■ Problem to solve
Nothing in the records may be altered, and no picture may be included. Restate them in full.

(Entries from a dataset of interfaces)
***

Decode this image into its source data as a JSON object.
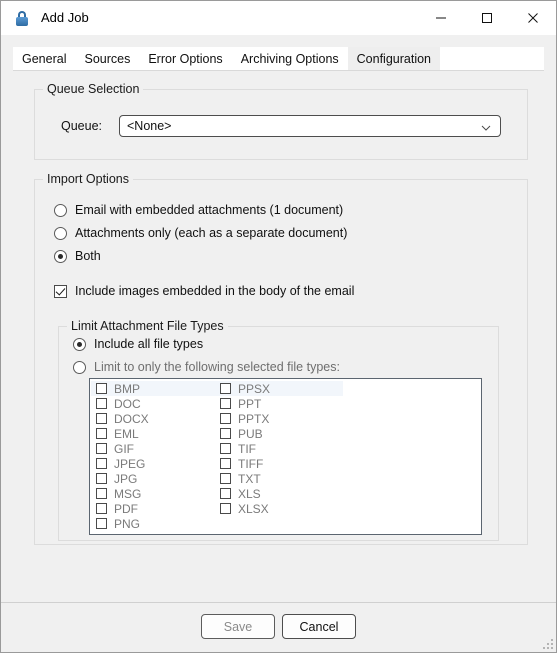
{
  "window": {
    "title": "Add Job",
    "icon": "lock-icon",
    "controls": {
      "minimize": "minimize-icon",
      "maximize": "maximize-icon",
      "close": "close-icon"
    }
  },
  "tabs": [
    {
      "label": "General",
      "active": false
    },
    {
      "label": "Sources",
      "active": false
    },
    {
      "label": "Error Options",
      "active": false
    },
    {
      "label": "Archiving Options",
      "active": false
    },
    {
      "label": "Configuration",
      "active": true
    }
  ],
  "queue_selection": {
    "legend": "Queue Selection",
    "queue_label": "Queue:",
    "queue_value": "<None>",
    "queue_placeholder": "<None>",
    "arrow_icon": "chevron-down-icon"
  },
  "import_options": {
    "legend": "Import Options",
    "radios": [
      {
        "label": "Email with embedded attachments (1 document)",
        "checked": false
      },
      {
        "label": "Attachments only (each as a separate document)",
        "checked": false
      },
      {
        "label": "Both",
        "checked": true
      }
    ],
    "include_images": {
      "label": "Include images embedded in the body of the email",
      "checked": true
    }
  },
  "limit_attachment_file_types": {
    "legend": "Limit Attachment File Types",
    "radios": [
      {
        "label": "Include all file types",
        "checked": true
      },
      {
        "label": "Limit to only the following selected file types:",
        "checked": false
      }
    ],
    "file_types_left": [
      {
        "label": "BMP",
        "checked": false,
        "focused": true
      },
      {
        "label": "DOC",
        "checked": false,
        "focused": false
      },
      {
        "label": "DOCX",
        "checked": false,
        "focused": false
      },
      {
        "label": "EML",
        "checked": false,
        "focused": false
      },
      {
        "label": "GIF",
        "checked": false,
        "focused": false
      },
      {
        "label": "JPEG",
        "checked": false,
        "focused": false
      },
      {
        "label": "JPG",
        "checked": false,
        "focused": false
      },
      {
        "label": "MSG",
        "checked": false,
        "focused": false
      },
      {
        "label": "PDF",
        "checked": false,
        "focused": false
      },
      {
        "label": "PNG",
        "checked": false,
        "focused": false
      }
    ],
    "file_types_right": [
      {
        "label": "PPSX",
        "checked": false,
        "focused": false
      },
      {
        "label": "PPT",
        "checked": false,
        "focused": false
      },
      {
        "label": "PPTX",
        "checked": false,
        "focused": false
      },
      {
        "label": "PUB",
        "checked": false,
        "focused": false
      },
      {
        "label": "TIF",
        "checked": false,
        "focused": false
      },
      {
        "label": "TIFF",
        "checked": false,
        "focused": false
      },
      {
        "label": "TXT",
        "checked": false,
        "focused": false
      },
      {
        "label": "XLS",
        "checked": false,
        "focused": false
      },
      {
        "label": "XLSX",
        "checked": false,
        "focused": false
      }
    ]
  },
  "footer": {
    "save_label": "Save",
    "save_disabled": true,
    "cancel_label": "Cancel",
    "resize_grip": "resize-grip-icon"
  },
  "colors": {
    "dialog_bg": "#f0f0f0",
    "titlebar_bg": "#ffffff",
    "active_tab_bg": "#eeeeee",
    "lock_icon": "#2f6ca3",
    "list_focus_row": "#f2f6fb",
    "disabled_text": "#7a7a7a"
  }
}
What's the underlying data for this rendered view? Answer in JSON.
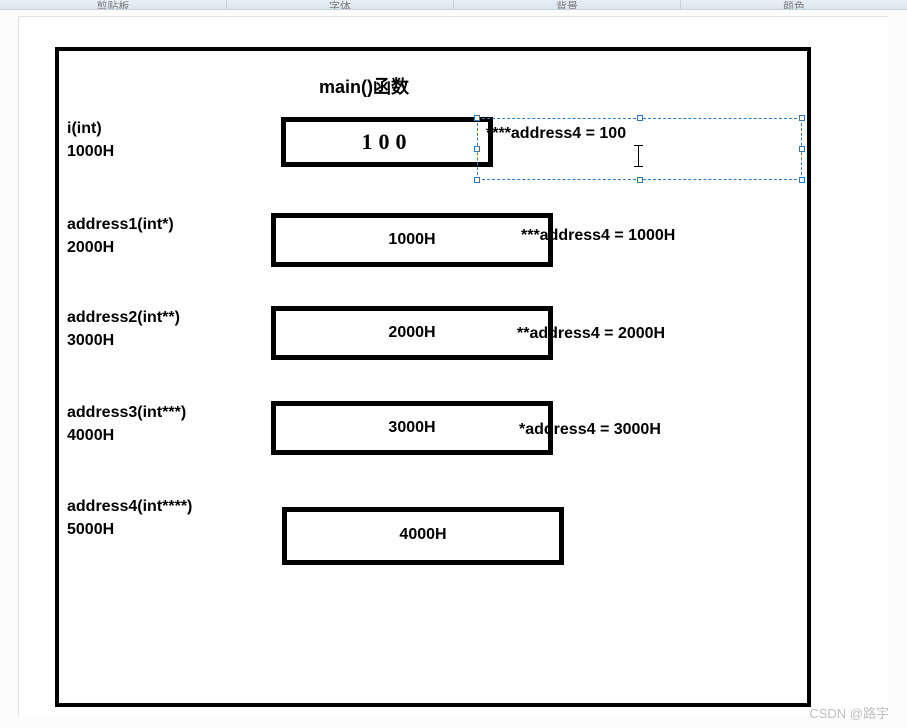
{
  "ribbon": {
    "group1": "剪贴板",
    "group2": "字体",
    "group3": "背景",
    "group4": "颜色"
  },
  "diagram": {
    "title": "main()函数",
    "rows": [
      {
        "name": "i(int)",
        "addr": "1000H",
        "box": "100",
        "expr": "****address4 = 100"
      },
      {
        "name": "address1(int*)",
        "addr": "2000H",
        "box": "1000H",
        "expr": "***address4 = 1000H"
      },
      {
        "name": "address2(int**)",
        "addr": "3000H",
        "box": "2000H",
        "expr": "**address4 = 2000H"
      },
      {
        "name": "address3(int***)",
        "addr": "4000H",
        "box": "3000H",
        "expr": "*address4 = 3000H"
      },
      {
        "name": "address4(int****)",
        "addr": "5000H",
        "box": "4000H",
        "expr": ""
      }
    ]
  },
  "watermark": "CSDN @路宇"
}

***

■ Finished exercise
Decode this image into its source data as a JSON object.
{
  "window": {
    "title": "Add Job",
    "icon": "lock-icon",
    "controls": {
      "minimize": "minimize-icon",
      "maximize": "maximize-icon",
      "close": "close-icon"
    }
  },
  "tabs": [
    {
      "label": "General",
      "active": false
    },
    {
      "label": "Sources",
      "active": false
    },
    {
      "label": "Error Options",
      "active": false
    },
    {
      "label": "Archiving Options",
      "active": false
    },
    {
      "label": "Configuration",
      "active": true
    }
  ],
  "queue_selection": {
    "legend": "Queue Selection",
    "queue_label": "Queue:",
    "queue_value": "<None>",
    "queue_placeholder": "<None>",
    "arrow_icon": "chevron-down-icon"
  },
  "import_options": {
    "legend": "Import Options",
    "radios": [
      {
        "label": "Email with embedded attachments (1 document)",
        "checked": false
      },
      {
        "label": "Attachments only (each as a separate document)",
        "checked": false
      },
      {
        "label": "Both",
        "checked": true
      }
    ],
    "include_images": {
      "label": "Include images embedded in the body of the email",
      "checked": true
    }
  },
  "limit_attachment_file_types": {
    "legend": "Limit Attachment File Types",
    "radios": [
      {
        "label": "Include all file types",
        "checked": true
      },
      {
        "label": "Limit to only the following selected file types:",
        "checked": false
      }
    ],
    "file_types_left": [
      {
        "label": "BMP",
        "checked": false,
        "focused": true
      },
      {
        "label": "DOC",
        "checked": false,
        "focused": false
      },
      {
        "label": "DOCX",
        "checked": false,
        "focused": false
      },
      {
        "label": "EML",
        "checked": false,
        "focused": false
      },
      {
        "label": "GIF",
        "checked": false,
        "focused": false
      },
      {
        "label": "JPEG",
        "checked": false,
        "focused": false
      },
      {
        "label": "JPG",
        "checked": false,
        "focused": false
      },
      {
        "label": "MSG",
        "checked": false,
        "focused": false
      },
      {
        "label": "PDF",
        "checked": false,
        "focused": false
      },
      {
        "label": "PNG",
        "checked": false,
        "focused": false
      }
    ],
    "file_types_right": [
      {
        "label": "PPSX",
        "checked": false,
        "focused": false
      },
      {
        "label": "PPT",
        "checked": false,
        "focused": false
      },
      {
        "label": "PPTX",
        "checked": false,
        "focused": false
      },
      {
        "label": "PUB",
        "checked": false,
        "focused": false
      },
      {
        "label": "TIF",
        "checked": false,
        "focused": false
      },
      {
        "label": "TIFF",
        "checked": false,
        "focused": false
      },
      {
        "label": "TXT",
        "checked": false,
        "focused": false
      },
      {
        "label": "XLS",
        "checked": false,
        "focused": false
      },
      {
        "label": "XLSX",
        "checked": false,
        "focused": false
      }
    ]
  },
  "footer": {
    "save_label": "Save",
    "save_disabled": true,
    "cancel_label": "Cancel",
    "resize_grip": "resize-grip-icon"
  },
  "colors": {
    "dialog_bg": "#f0f0f0",
    "titlebar_bg": "#ffffff",
    "active_tab_bg": "#eeeeee",
    "lock_icon": "#2f6ca3",
    "list_focus_row": "#f2f6fb",
    "disabled_text": "#7a7a7a"
  }
}
What's the underlying data for this rendered view? Answer in JSON.
{
  "ribbon": {
    "group1": "剪贴板",
    "group2": "字体",
    "group3": "背景",
    "group4": "颜色"
  },
  "diagram": {
    "title": "main()函数",
    "rows": [
      {
        "name": "i(int)",
        "addr": "1000H",
        "box": "100",
        "expr": "****address4 = 100"
      },
      {
        "name": "address1(int*)",
        "addr": "2000H",
        "box": "1000H",
        "expr": "***address4 = 1000H"
      },
      {
        "name": "address2(int**)",
        "addr": "3000H",
        "box": "2000H",
        "expr": "**address4 = 2000H"
      },
      {
        "name": "address3(int***)",
        "addr": "4000H",
        "box": "3000H",
        "expr": "*address4 = 3000H"
      },
      {
        "name": "address4(int****)",
        "addr": "5000H",
        "box": "4000H",
        "expr": ""
      }
    ]
  },
  "watermark": "CSDN @路宇"
}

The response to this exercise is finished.